§ EXERCISE OBJECTIVE:
Set down the data below in full and exactly, minus the pictures.

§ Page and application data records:
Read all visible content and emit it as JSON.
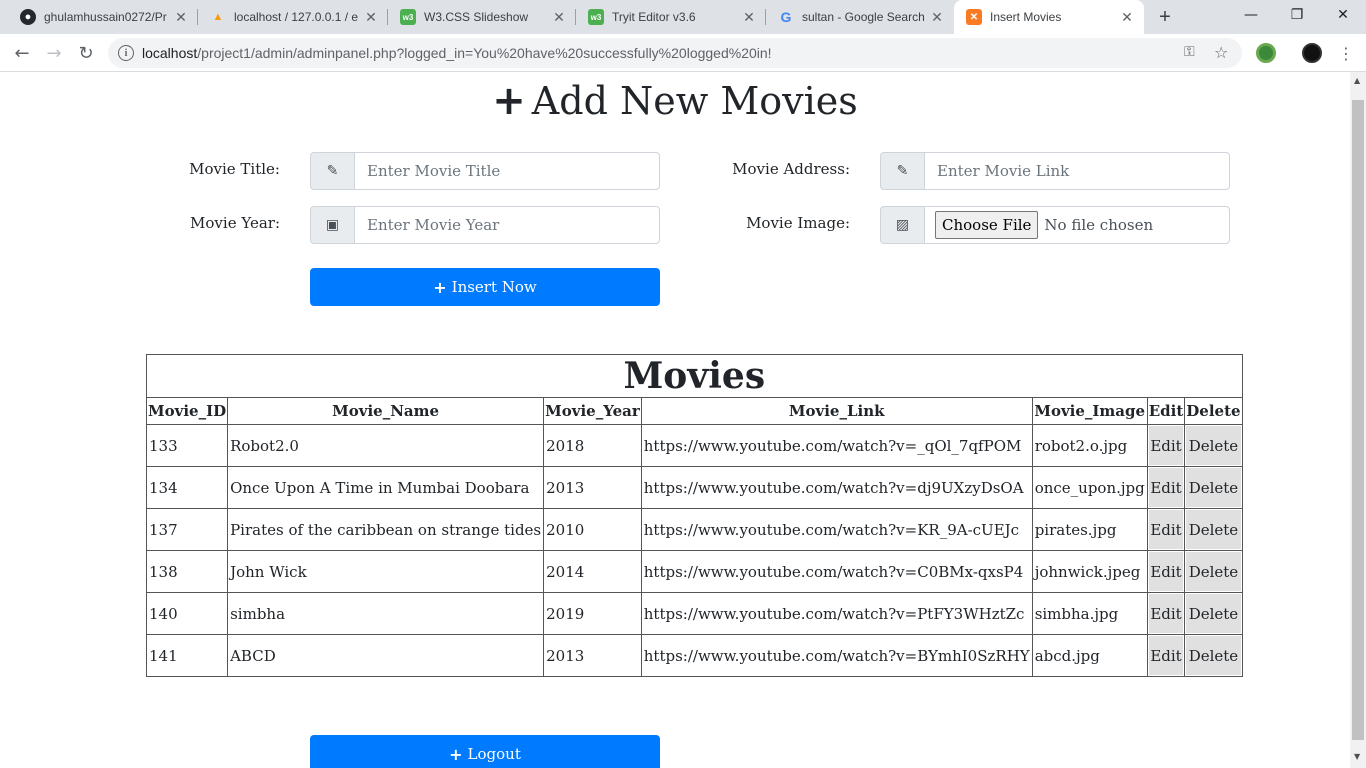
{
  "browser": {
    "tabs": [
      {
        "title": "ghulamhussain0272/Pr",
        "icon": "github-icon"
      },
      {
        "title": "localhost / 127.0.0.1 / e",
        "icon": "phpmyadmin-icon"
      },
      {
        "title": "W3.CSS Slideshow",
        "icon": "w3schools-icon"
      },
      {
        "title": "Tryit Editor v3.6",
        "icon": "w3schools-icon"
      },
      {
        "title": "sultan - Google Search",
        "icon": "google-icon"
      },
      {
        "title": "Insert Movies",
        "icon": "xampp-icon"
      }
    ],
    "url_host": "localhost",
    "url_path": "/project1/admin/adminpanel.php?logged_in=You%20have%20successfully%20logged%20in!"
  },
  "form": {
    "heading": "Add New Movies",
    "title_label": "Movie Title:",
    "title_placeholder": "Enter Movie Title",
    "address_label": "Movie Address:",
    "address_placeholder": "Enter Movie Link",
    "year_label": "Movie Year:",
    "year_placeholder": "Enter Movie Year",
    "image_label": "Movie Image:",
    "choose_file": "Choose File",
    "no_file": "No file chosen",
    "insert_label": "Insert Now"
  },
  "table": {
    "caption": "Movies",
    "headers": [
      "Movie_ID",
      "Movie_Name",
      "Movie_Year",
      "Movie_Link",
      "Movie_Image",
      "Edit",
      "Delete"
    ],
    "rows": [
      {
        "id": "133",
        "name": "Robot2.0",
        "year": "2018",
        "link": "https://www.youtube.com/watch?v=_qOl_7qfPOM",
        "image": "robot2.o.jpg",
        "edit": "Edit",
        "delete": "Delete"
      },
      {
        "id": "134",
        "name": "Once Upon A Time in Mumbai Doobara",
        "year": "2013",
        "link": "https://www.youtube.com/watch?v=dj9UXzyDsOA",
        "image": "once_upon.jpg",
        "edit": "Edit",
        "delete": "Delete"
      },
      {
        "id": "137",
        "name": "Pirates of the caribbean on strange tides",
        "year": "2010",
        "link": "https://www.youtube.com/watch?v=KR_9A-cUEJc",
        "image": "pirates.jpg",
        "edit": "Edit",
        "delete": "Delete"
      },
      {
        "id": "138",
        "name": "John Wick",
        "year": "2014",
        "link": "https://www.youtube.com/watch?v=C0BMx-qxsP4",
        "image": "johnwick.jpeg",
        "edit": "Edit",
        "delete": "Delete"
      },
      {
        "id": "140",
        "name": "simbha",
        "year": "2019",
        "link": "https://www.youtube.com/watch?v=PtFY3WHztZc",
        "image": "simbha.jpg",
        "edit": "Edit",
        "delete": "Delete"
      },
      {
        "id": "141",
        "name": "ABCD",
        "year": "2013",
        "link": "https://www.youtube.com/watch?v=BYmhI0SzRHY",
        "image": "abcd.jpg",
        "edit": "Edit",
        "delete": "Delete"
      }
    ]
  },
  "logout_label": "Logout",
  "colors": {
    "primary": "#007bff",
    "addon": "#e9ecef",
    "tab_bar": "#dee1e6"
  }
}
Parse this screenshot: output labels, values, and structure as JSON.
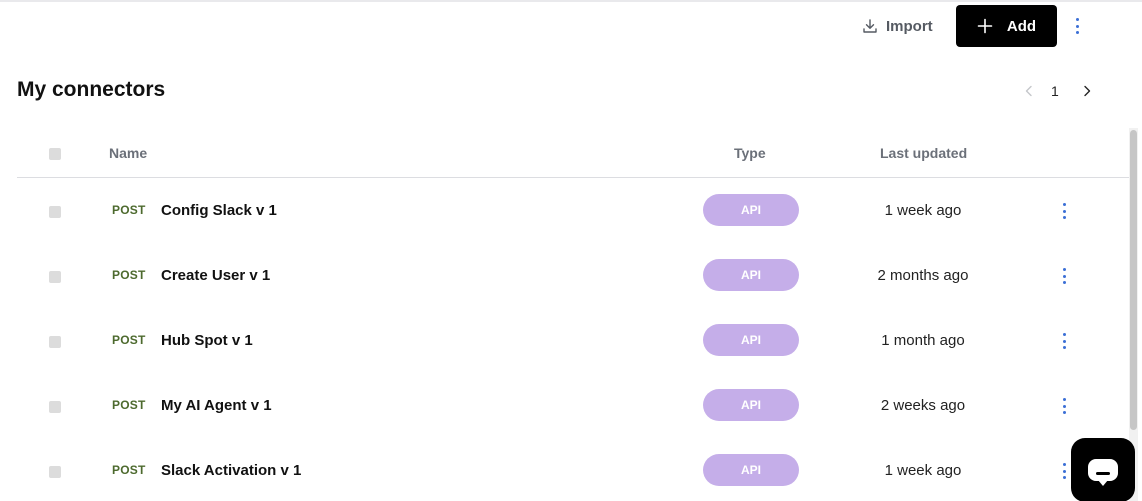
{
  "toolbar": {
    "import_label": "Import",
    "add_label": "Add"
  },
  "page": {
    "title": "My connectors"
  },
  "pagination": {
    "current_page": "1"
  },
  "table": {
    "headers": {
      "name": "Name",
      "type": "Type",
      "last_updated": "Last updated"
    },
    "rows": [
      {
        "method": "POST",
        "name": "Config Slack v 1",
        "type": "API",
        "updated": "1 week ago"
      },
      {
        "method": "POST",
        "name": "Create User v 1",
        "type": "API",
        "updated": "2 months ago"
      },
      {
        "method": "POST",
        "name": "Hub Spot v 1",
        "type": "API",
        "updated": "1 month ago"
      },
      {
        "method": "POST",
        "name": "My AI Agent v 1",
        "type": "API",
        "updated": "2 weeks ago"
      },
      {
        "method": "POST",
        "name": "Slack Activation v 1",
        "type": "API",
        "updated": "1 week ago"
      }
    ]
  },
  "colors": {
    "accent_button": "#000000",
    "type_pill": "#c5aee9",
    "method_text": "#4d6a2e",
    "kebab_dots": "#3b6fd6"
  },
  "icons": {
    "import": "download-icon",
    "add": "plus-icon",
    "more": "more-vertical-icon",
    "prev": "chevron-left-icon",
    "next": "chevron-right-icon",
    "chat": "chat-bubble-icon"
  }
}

§ RESPONSE AREA:
Read all visible content and emit it as JSON.
{
  "browser": {
    "tabs": [
      {
        "title": "ghulamhussain0272/Pr",
        "icon": "github-icon"
      },
      {
        "title": "localhost / 127.0.0.1 / e",
        "icon": "phpmyadmin-icon"
      },
      {
        "title": "W3.CSS Slideshow",
        "icon": "w3schools-icon"
      },
      {
        "title": "Tryit Editor v3.6",
        "icon": "w3schools-icon"
      },
      {
        "title": "sultan - Google Search",
        "icon": "google-icon"
      },
      {
        "title": "Insert Movies",
        "icon": "xampp-icon"
      }
    ],
    "url_host": "localhost",
    "url_path": "/project1/admin/adminpanel.php?logged_in=You%20have%20successfully%20logged%20in!"
  },
  "form": {
    "heading": "Add New Movies",
    "title_label": "Movie Title:",
    "title_placeholder": "Enter Movie Title",
    "address_label": "Movie Address:",
    "address_placeholder": "Enter Movie Link",
    "year_label": "Movie Year:",
    "year_placeholder": "Enter Movie Year",
    "image_label": "Movie Image:",
    "choose_file": "Choose File",
    "no_file": "No file chosen",
    "insert_label": "Insert Now"
  },
  "table": {
    "caption": "Movies",
    "headers": [
      "Movie_ID",
      "Movie_Name",
      "Movie_Year",
      "Movie_Link",
      "Movie_Image",
      "Edit",
      "Delete"
    ],
    "rows": [
      {
        "id": "133",
        "name": "Robot2.0",
        "year": "2018",
        "link": "https://www.youtube.com/watch?v=_qOl_7qfPOM",
        "image": "robot2.o.jpg",
        "edit": "Edit",
        "delete": "Delete"
      },
      {
        "id": "134",
        "name": "Once Upon A Time in Mumbai Doobara",
        "year": "2013",
        "link": "https://www.youtube.com/watch?v=dj9UXzyDsOA",
        "image": "once_upon.jpg",
        "edit": "Edit",
        "delete": "Delete"
      },
      {
        "id": "137",
        "name": "Pirates of the caribbean on strange tides",
        "year": "2010",
        "link": "https://www.youtube.com/watch?v=KR_9A-cUEJc",
        "image": "pirates.jpg",
        "edit": "Edit",
        "delete": "Delete"
      },
      {
        "id": "138",
        "name": "John Wick",
        "year": "2014",
        "link": "https://www.youtube.com/watch?v=C0BMx-qxsP4",
        "image": "johnwick.jpeg",
        "edit": "Edit",
        "delete": "Delete"
      },
      {
        "id": "140",
        "name": "simbha",
        "year": "2019",
        "link": "https://www.youtube.com/watch?v=PtFY3WHztZc",
        "image": "simbha.jpg",
        "edit": "Edit",
        "delete": "Delete"
      },
      {
        "id": "141",
        "name": "ABCD",
        "year": "2013",
        "link": "https://www.youtube.com/watch?v=BYmhI0SzRHY",
        "image": "abcd.jpg",
        "edit": "Edit",
        "delete": "Delete"
      }
    ]
  },
  "logout_label": "Logout",
  "colors": {
    "primary": "#007bff",
    "addon": "#e9ecef",
    "tab_bar": "#dee1e6"
  }
}
Parse this screenshot: output labels, values, and structure as JSON.
{
  "toolbar": {
    "import_label": "Import",
    "add_label": "Add"
  },
  "page": {
    "title": "My connectors"
  },
  "pagination": {
    "current_page": "1"
  },
  "table": {
    "headers": {
      "name": "Name",
      "type": "Type",
      "last_updated": "Last updated"
    },
    "rows": [
      {
        "method": "POST",
        "name": "Config Slack v 1",
        "type": "API",
        "updated": "1 week ago"
      },
      {
        "method": "POST",
        "name": "Create User v 1",
        "type": "API",
        "updated": "2 months ago"
      },
      {
        "method": "POST",
        "name": "Hub Spot v 1",
        "type": "API",
        "updated": "1 month ago"
      },
      {
        "method": "POST",
        "name": "My AI Agent v 1",
        "type": "API",
        "updated": "2 weeks ago"
      },
      {
        "method": "POST",
        "name": "Slack Activation v 1",
        "type": "API",
        "updated": "1 week ago"
      }
    ]
  },
  "colors": {
    "accent_button": "#000000",
    "type_pill": "#c5aee9",
    "method_text": "#4d6a2e",
    "kebab_dots": "#3b6fd6"
  },
  "icons": {
    "import": "download-icon",
    "add": "plus-icon",
    "more": "more-vertical-icon",
    "prev": "chevron-left-icon",
    "next": "chevron-right-icon",
    "chat": "chat-bubble-icon"
  }
}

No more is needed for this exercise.